The Ceylon Electricity Board (CEB)’s consumption of diesel, the most expensive source of electricity generation in Sri Lanka, had increased by 49.3 per cent YoY to 634 GWh from January to March this year, owing to the frequent breakdowns of the 900 MW Norochcholai Coal Power Plant, latest Central Bank of Sri Lanka (CBSL) data showed.
The breakdowns of Norochcholai Power Plant resulted in coal-fired electricity supply to the Nation declining by 10 per cent Year-on-Year (YoY) to 1,549 gigawatt hours (GWh) in the first quarter of this year.
Coal after ‘hydro’ was CEB’s second cheapest source of electricity last year, CBSL data further showed. CEB and its ‘allied’ sources led by coal, in total generated 4,177 GWh of electricity in the first quarter (1Q) of this year for the country, up 2.1 per cent YoY.

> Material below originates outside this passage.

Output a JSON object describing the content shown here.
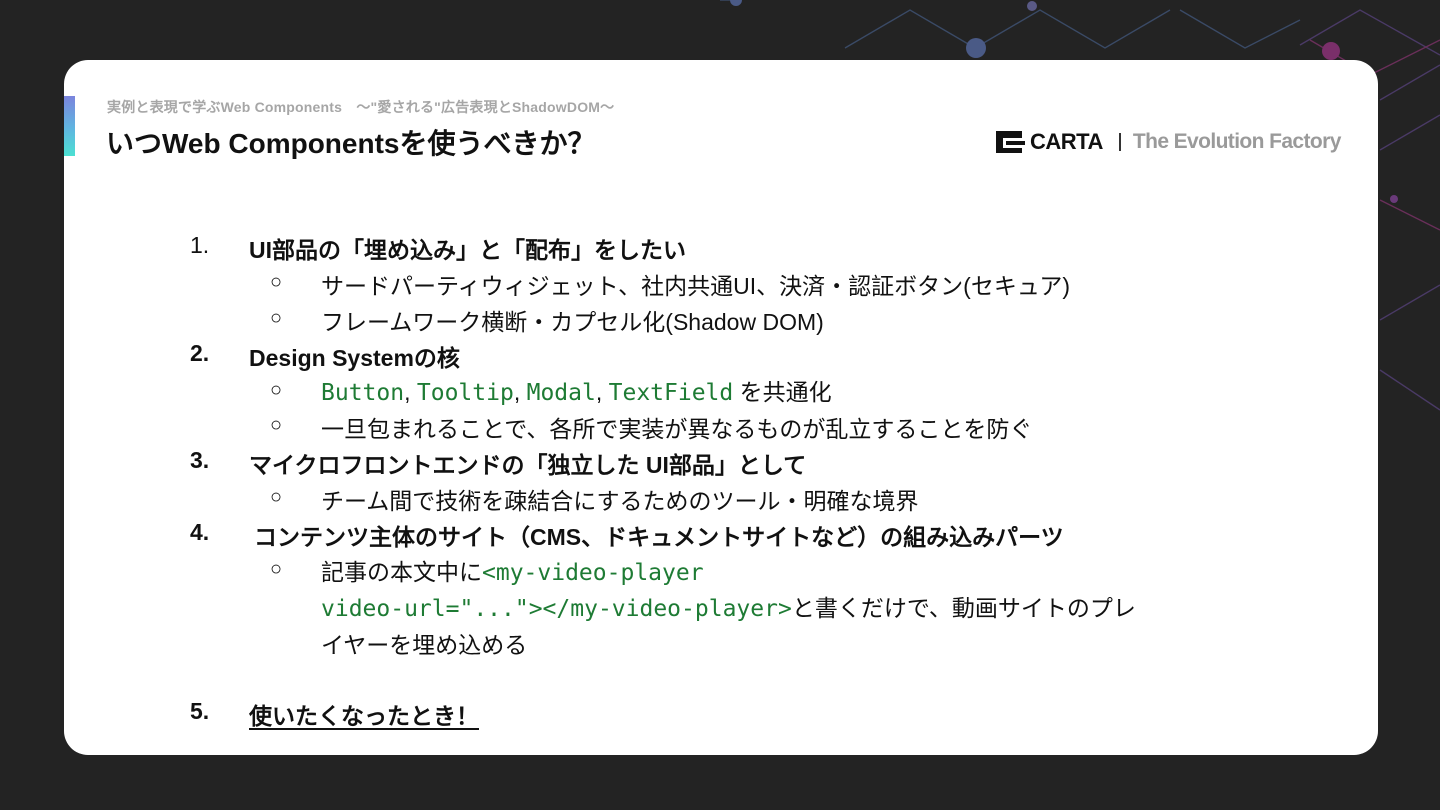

But, due to the frequent breakdown of Norochcholai Power Plant, the most expensive source of electricity generation to Sri Lanka, diesel, saw ‘CEB diesel electricity generation’ increase by 49.3 per cent YoY to 634 GWh in the review quarter.
Meanwhile, ‘CEB hydro,’ after ‘coal’ and the ‘private sector’ (PS), was the third largest source of electricity supply in the review 1Q, with supply increasing by 33.8 per cent YoY to 926 GWh.In related developments, the PS, led by its ‘diesel electricity generation’ was the second largest source of electricity supply in 1Q 2022, though its supply to the CEB which has a monopoly in the transmission and distribution of electricity to the island, saw CEB’s purchase of ‘PS electricity’ falling by 18.3 per cent YoY to 1,015 GWh in the review quarter.
Of this 1,015 GWh of private sector electricity bought by CEB in the review quarter, non-conventional renewable electricity (NCRE) comprising private sector mini hydro, wind, biomass and solar, saw a drop in supply to the CEB by 4.2 per cent YoY to 421 GWh in the review Q. In other developments, ‘CEB Wind’ in the review period saw production increase by 444.3 per cent YoY to 54 GWh.
By Paneetha Ameresekere